According to a new report, 8 percent of babies born in Indiana in 2010 had low birth weights – a surprisingly good sign for a state that’s struggled for decades to bring that number down.
The Annie E. Casey Foundation recently released its 2013 Kids Count data book, which ranks states on 16 indicators of child well being.
Indiana ranked 30th overall, which Indiana Youth Institute CEO Bill Stanczykiewicz said isn’t all that surprising. The state falls in the middle of the pack every year. If Indiana makes gains in one area, so does the rest of the nation, he said.
What he found “really incredible,” though, were the gains the state made in terms of children’s health. This year, Indiana moved up 13 spots to 21st in the health rankings.
That’s due, in large part, to the tireless effort of local and state officials to curtail the number of low-birthweight babies, he said.
It’s an important crusade, according to the report.

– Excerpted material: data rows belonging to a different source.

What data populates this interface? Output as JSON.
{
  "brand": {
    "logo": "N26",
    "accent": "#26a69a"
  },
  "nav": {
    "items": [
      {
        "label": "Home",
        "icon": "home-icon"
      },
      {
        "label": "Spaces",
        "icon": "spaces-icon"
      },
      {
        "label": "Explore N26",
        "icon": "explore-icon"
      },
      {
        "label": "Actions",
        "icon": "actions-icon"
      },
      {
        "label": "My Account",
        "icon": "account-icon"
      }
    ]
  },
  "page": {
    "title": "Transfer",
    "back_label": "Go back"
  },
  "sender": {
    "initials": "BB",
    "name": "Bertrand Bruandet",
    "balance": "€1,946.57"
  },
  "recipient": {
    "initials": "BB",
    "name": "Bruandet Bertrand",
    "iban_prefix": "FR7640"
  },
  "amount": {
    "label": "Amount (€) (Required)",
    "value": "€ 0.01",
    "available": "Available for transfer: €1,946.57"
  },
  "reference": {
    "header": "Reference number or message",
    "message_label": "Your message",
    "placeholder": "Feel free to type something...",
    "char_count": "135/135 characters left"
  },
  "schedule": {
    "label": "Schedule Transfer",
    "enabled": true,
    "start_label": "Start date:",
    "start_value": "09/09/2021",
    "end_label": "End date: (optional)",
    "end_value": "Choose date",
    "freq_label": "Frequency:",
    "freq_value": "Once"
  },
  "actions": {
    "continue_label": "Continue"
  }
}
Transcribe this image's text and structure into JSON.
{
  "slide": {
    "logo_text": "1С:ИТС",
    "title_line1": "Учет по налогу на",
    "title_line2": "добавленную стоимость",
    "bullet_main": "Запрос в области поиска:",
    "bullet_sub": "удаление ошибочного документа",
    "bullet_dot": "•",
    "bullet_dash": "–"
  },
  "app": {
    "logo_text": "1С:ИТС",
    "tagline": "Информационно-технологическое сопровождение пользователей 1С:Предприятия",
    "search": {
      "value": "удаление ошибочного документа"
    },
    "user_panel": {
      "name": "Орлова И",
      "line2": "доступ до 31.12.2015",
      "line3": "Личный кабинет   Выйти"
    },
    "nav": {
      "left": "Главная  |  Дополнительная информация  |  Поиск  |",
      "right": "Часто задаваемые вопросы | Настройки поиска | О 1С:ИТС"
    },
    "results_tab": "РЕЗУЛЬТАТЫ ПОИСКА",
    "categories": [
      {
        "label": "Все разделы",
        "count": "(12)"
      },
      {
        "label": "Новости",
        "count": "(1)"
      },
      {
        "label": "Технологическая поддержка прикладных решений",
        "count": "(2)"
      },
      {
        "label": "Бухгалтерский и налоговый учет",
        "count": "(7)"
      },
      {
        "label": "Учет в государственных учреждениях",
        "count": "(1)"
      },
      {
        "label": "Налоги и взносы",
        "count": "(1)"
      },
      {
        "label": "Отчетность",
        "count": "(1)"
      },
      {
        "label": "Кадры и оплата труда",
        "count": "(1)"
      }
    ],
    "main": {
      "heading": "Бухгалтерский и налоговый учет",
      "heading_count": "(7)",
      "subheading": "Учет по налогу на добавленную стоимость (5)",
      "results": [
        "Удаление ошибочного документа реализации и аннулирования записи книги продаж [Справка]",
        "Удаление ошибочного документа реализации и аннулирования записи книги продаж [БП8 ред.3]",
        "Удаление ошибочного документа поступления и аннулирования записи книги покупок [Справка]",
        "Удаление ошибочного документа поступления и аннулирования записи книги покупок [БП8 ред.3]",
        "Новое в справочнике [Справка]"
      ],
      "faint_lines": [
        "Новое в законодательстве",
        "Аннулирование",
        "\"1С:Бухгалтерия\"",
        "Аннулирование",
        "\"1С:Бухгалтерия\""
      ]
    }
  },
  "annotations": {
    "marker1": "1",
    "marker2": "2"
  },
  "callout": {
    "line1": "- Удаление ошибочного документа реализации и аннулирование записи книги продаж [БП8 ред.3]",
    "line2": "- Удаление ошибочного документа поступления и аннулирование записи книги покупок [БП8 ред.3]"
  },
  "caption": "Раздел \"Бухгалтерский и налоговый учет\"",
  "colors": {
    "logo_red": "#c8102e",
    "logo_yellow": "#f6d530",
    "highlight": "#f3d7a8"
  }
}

“The birth of a baby reminds us of the potential that exists in every new generation,” the Kids Count report states. “Yet, the odds against thriving are higher for some newborns than for others. Babies born with a low birth weight — less than about 5.5 pounds — have a high probability of experiencing developmental problems and short- and long-term disabilities and are at greater risk of dying within the first year of life.”
While the state made only modest gains, it’s a start, he said.
“That’s been a stubborn statistic for the state for the better part of 20 years,” Stanczykiewicz said. “But it’s not time to declare victory.”
Indiana has one of the highest percentages in the nation of mothers who smoke during pregnancy, he said.
If the state could get that number under control, the number of babies born with low birth weights would plummet, he said.
He recognizes that it’s not the only factor to consider.
Recent increases in multiple births have strongly influenced the rates, according to the Kids Count report. Poor nutrition, poverty, stress, infections and violence can increase the risk of a baby being born with a low birth weight, too, the report stated.
Stanczykiewicz said smoking during pregnancy is the single largest contributing factor.
At least one area county bucked that trend.
In Miami County, the number of women who reported smoking during pregnancy increased by nearly 6 percent. More than 28 percent of pregnant women there admitted smoking. The number of babies with low birth weights, though, fell by 38 percent to 6.9 percent.
Howard County numbers are more along the lines of what Stanczykiewicz would expect.
More than 24 percent of Howard County mothers reported smoking during pregnancy in 2010, a 4 percent decrease. With that, the number of infants with low birth weights fell slightly to 6.8 percent.
The number of teen deaths and number of kids abusing drugs and alcohol statewide fell in 2010, too, giving Indiana its improved health ranking, Stanczykiewicz said.
Childhood poverty rates remain a concern nationwide, though.
Even as unemployment rates gradually fell following the recession, poverty rates in most areas continued to climb. Indiana’s rate went from 17 percent in 2005 to 23 percent in 2011.
Numbers for both Howard and Miami counties have held steady for the past three years — varying by only a percentage point in either direction. In 2011, 22.7 percent of Miami County children lived in poverty. In Howard County that number was 24.8 percent.
Those numbers are to be expected, Stanczykiewicz said.
“We keep hearing that the job market is better, but poverty is always the last indicator to move,” he said. “Our low-income neighbors are often the last to find employment.”
It doesn’t help that the number of single parent households is on the rise.
One in five Indiana children lived with a single mother in 2011, according to the report. Those children are five to six times more likely to live in poverty, Stanczykiewicz said.
The short-term solution is to make sure families have access to temporary safety nets like food stamps, he said.
More than 13,000 Howard County residents received food stamps in 2011. In Miami County, that number was 5,395.
Those safety nets are only a bandage, though.
“The long-term solution is to put a premium on education,” Stanczykiewicz said. “This report, again, confirms that. Two-thirds of jobs now require education after high school.”
Lindsey Ziliak, Tribune education reporter, can be reached at 765-454-8585 or at email@example.com